Furthermore, there is no white knight to rescue Los Angeles. Unlike 1965, there are few remaining Federal urban programs other than Department of Justice grants for police spying on Moslems and occupiers. As for the State of California, it, too, is in desperate financial shape, so Sacramento cannot be relied on. Prop 13’s two-thirds requirement to raise taxes, which gives conservative Republicans a veto power, has contributed to structural deficits decimating the state’s public infrastructure and public services for the foreseeable future. Even hopes that the private sector could come to the rescue, truly an idea born of desperation, have not panned out. Rebuild LA was the business community’s program for the Los Angeles neighborhoods decimated in 1992. It eventually folded because the lack of purchasing power in low-income communities could never attract enough private capital to replace reduced public investment. It only lasted a few years, and it sole legacy is five oversized boxes stored at the library of Loyola Marymount University.
PROSPECTS: With no help on its way, and with local officials who consistently manage to weakly play the poor hands they have been dealt, what are the options?
In this case the ball is in the court of the public. While the local campaigns of the 1980’s and 1990’s that resulted in a new General Plan, many specific plans, and the wholesale revamping of the city’s zones have fragmented, they have not been forgotten. Los Angeles still has many active community groups and official neighborhood councils. While some neighborhood councils have been hi-jacked by real estate interests, many still represent highly committed local residents.
Furthermore, many of the neo-liberal schemes originating at City Hall have met stiff resistance from local opponents and citywide alliances.
What is needed in Los Angeles, however, is a citywide political force that can tackle the city’s enormous problems, in particular its stagnant economy, by supporting increased public investment.

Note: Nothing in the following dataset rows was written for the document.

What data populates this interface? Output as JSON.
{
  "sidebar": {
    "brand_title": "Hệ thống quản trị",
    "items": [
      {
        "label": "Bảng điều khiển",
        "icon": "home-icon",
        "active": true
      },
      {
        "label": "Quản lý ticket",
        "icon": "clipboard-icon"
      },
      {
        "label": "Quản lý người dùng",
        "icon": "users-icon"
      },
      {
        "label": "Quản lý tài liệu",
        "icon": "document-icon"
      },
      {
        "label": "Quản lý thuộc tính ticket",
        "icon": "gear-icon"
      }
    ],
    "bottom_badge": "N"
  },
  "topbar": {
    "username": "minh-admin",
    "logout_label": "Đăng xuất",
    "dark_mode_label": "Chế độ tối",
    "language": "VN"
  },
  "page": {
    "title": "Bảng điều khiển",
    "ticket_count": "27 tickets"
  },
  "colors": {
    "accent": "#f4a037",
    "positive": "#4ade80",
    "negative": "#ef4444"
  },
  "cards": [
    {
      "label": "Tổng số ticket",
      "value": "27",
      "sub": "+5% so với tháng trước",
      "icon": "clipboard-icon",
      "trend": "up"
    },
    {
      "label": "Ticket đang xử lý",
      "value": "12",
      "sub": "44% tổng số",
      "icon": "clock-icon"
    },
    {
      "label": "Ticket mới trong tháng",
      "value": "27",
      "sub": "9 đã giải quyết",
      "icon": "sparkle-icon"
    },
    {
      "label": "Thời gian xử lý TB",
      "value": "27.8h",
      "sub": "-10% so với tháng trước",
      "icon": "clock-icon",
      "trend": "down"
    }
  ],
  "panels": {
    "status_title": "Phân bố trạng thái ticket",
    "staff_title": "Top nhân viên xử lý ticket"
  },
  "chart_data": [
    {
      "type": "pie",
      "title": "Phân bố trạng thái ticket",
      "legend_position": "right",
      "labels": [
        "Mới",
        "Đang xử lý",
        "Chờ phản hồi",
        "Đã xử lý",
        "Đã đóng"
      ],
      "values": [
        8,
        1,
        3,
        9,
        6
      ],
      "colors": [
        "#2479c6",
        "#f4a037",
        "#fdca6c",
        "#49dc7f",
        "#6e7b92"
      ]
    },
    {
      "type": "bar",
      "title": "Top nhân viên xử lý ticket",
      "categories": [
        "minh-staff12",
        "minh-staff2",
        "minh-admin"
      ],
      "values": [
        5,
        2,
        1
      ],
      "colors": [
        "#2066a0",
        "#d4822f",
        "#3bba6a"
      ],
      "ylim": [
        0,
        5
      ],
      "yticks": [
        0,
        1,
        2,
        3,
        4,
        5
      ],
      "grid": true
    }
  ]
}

While the LA Weekly and on-line journalism have chiseled away at City Hall’s veneer and occasionally pried it back enough to peek inside, at this point Los Angeles is, at best, moving sideways. Exposes of poor management and backroom deals are helpful, but, like Rebuild LA, in themselves they cannot replace major improvements to municipal services and infrastructure.
For a short time many local activists had great hopes in enormous immigration marches and most recently in Occupy Los Angeles (OLA). While Occupy Los Angeles did captivate the public and had hundreds of people living on the grounds of City Hall, few of the occupiers managed to successfully analyze what took place within the building right next door.
Even though OLA fractured after the Mayor directed the LAPD to evict it from the grounds of City Hall, it has survived. Many people expect its spirit to combine with LA’s ongoing deterioration to spark a serious, long-term, fully engaged, inclusive, and deeply analytical movement before another civil disturbance rips the city apart a third time.